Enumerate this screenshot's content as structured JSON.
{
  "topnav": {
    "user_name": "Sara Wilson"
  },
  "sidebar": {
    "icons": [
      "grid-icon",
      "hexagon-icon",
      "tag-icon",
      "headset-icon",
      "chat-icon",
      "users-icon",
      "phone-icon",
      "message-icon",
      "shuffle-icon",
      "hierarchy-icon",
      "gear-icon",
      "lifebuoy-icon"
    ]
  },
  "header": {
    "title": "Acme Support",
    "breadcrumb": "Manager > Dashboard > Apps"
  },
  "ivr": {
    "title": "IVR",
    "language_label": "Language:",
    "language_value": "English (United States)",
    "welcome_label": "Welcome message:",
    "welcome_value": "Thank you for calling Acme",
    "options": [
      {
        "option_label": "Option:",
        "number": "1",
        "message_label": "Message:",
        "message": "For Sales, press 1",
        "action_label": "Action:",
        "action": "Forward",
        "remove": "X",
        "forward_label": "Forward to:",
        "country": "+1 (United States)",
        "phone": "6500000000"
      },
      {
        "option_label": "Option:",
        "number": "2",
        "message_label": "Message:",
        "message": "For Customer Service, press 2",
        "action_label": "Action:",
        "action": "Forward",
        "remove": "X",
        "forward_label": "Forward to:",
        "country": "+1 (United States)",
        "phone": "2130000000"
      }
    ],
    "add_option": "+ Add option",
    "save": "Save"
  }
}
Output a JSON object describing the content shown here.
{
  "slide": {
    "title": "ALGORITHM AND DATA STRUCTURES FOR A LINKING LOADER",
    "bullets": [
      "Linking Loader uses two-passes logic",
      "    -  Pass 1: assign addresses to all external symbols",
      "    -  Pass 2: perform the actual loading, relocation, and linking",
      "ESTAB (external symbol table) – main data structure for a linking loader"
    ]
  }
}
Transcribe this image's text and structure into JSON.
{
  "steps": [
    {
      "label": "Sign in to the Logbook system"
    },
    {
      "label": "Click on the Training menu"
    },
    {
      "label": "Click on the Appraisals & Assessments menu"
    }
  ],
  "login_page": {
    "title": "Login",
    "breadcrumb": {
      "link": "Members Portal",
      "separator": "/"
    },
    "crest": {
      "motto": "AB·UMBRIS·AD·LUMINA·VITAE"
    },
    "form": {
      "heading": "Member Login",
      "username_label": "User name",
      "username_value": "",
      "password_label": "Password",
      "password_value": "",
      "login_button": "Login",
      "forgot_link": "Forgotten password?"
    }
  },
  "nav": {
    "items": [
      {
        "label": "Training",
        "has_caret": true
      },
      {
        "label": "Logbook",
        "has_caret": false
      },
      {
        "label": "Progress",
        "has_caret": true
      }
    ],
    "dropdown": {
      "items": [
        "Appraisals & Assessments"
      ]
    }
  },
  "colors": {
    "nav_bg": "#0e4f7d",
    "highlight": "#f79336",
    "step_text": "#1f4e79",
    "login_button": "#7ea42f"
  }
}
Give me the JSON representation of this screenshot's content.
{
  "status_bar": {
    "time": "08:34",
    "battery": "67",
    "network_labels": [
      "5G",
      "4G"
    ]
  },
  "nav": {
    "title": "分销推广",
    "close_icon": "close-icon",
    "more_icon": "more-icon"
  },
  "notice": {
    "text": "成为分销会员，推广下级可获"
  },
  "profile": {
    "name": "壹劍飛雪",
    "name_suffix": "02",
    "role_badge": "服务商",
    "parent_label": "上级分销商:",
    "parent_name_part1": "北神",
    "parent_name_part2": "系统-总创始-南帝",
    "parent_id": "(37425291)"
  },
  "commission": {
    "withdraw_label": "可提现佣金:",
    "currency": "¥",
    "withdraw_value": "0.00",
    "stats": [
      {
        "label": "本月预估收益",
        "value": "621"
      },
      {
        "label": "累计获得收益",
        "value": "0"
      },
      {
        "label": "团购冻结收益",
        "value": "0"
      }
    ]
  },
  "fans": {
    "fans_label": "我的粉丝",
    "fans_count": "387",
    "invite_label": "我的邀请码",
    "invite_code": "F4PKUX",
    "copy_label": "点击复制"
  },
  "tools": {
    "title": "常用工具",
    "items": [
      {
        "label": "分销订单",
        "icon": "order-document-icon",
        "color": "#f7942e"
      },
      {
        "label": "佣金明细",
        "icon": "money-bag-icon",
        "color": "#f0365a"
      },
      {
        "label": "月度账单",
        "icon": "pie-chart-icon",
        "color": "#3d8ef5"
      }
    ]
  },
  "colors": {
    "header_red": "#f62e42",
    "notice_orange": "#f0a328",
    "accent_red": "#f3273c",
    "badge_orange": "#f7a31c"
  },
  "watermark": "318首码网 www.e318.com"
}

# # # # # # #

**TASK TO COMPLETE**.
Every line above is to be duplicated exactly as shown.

**SOLUTION**.
Enumerate this screenshot's content as structured JSON.
{
  "topnav": {
    "user_name": "Sara Wilson"
  },
  "sidebar": {
    "icons": [
      "grid-icon",
      "hexagon-icon",
      "tag-icon",
      "headset-icon",
      "chat-icon",
      "users-icon",
      "phone-icon",
      "message-icon",
      "shuffle-icon",
      "hierarchy-icon",
      "gear-icon",
      "lifebuoy-icon"
    ]
  },
  "header": {
    "title": "Acme Support",
    "breadcrumb": "Manager > Dashboard > Apps"
  },
  "ivr": {
    "title": "IVR",
    "language_label": "Language:",
    "language_value": "English (United States)",
    "welcome_label": "Welcome message:",
    "welcome_value": "Thank you for calling Acme",
    "options": [
      {
        "option_label": "Option:",
        "number": "1",
        "message_label": "Message:",
        "message": "For Sales, press 1",
        "action_label": "Action:",
        "action": "Forward",
        "remove": "X",
        "forward_label": "Forward to:",
        "country": "+1 (United States)",
        "phone": "6500000000"
      },
      {
        "option_label": "Option:",
        "number": "2",
        "message_label": "Message:",
        "message": "For Customer Service, press 2",
        "action_label": "Action:",
        "action": "Forward",
        "remove": "X",
        "forward_label": "Forward to:",
        "country": "+1 (United States)",
        "phone": "2130000000"
      }
    ],
    "add_option": "+ Add option",
    "save": "Save"
  }
}
Output a JSON object describing the content shown here.
{
  "slide": {
    "title": "ALGORITHM AND DATA STRUCTURES FOR A LINKING LOADER",
    "bullets": [
      "Linking Loader uses two-passes logic",
      "    -  Pass 1: assign addresses to all external symbols",
      "    -  Pass 2: perform the actual loading, relocation, and linking",
      "ESTAB (external symbol table) – main data structure for a linking loader"
    ]
  }
}
Transcribe this image's text and structure into JSON.
{
  "steps": [
    {
      "label": "Sign in to the Logbook system"
    },
    {
      "label": "Click on the Training menu"
    },
    {
      "label": "Click on the Appraisals & Assessments menu"
    }
  ],
  "login_page": {
    "title": "Login",
    "breadcrumb": {
      "link": "Members Portal",
      "separator": "/"
    },
    "crest": {
      "motto": "AB·UMBRIS·AD·LUMINA·VITAE"
    },
    "form": {
      "heading": "Member Login",
      "username_label": "User name",
      "username_value": "",
      "password_label": "Password",
      "password_value": "",
      "login_button": "Login",
      "forgot_link": "Forgotten password?"
    }
  },
  "nav": {
    "items": [
      {
        "label": "Training",
        "has_caret": true
      },
      {
        "label": "Logbook",
        "has_caret": false
      },
      {
        "label": "Progress",
        "has_caret": true
      }
    ],
    "dropdown": {
      "items": [
        "Appraisals & Assessments"
      ]
    }
  },
  "colors": {
    "nav_bg": "#0e4f7d",
    "highlight": "#f79336",
    "step_text": "#1f4e79",
    "login_button": "#7ea42f"
  }
}
Give me the JSON representation of this screenshot's content.
{
  "status_bar": {
    "time": "08:34",
    "battery": "67",
    "network_labels": [
      "5G",
      "4G"
    ]
  },
  "nav": {
    "title": "分销推广",
    "close_icon": "close-icon",
    "more_icon": "more-icon"
  },
  "notice": {
    "text": "成为分销会员，推广下级可获"
  },
  "profile": {
    "name": "壹劍飛雪",
    "name_suffix": "02",
    "role_badge": "服务商",
    "parent_label": "上级分销商:",
    "parent_name_part1": "北神",
    "parent_name_part2": "系统-总创始-南帝",
    "parent_id": "(37425291)"
  },
  "commission": {
    "withdraw_label": "可提现佣金:",
    "currency": "¥",
    "withdraw_value": "0.00",
    "stats": [
      {
        "label": "本月预估收益",
        "value": "621"
      },
      {
        "label": "累计获得收益",
        "value": "0"
      },
      {
        "label": "团购冻结收益",
        "value": "0"
      }
    ]
  },
  "fans": {
    "fans_label": "我的粉丝",
    "fans_count": "387",
    "invite_label": "我的邀请码",
    "invite_code": "F4PKUX",
    "copy_label": "点击复制"
  },
  "tools": {
    "title": "常用工具",
    "items": [
      {
        "label": "分销订单",
        "icon": "order-document-icon",
        "color": "#f7942e"
      },
      {
        "label": "佣金明细",
        "icon": "money-bag-icon",
        "color": "#f0365a"
      },
      {
        "label": "月度账单",
        "icon": "pie-chart-icon",
        "color": "#3d8ef5"
      }
    ]
  },
  "colors": {
    "header_red": "#f62e42",
    "notice_orange": "#f0a328",
    "accent_red": "#f3273c",
    "badge_orange": "#f7a31c"
  },
  "watermark": "318首码网 www.e318.com"
}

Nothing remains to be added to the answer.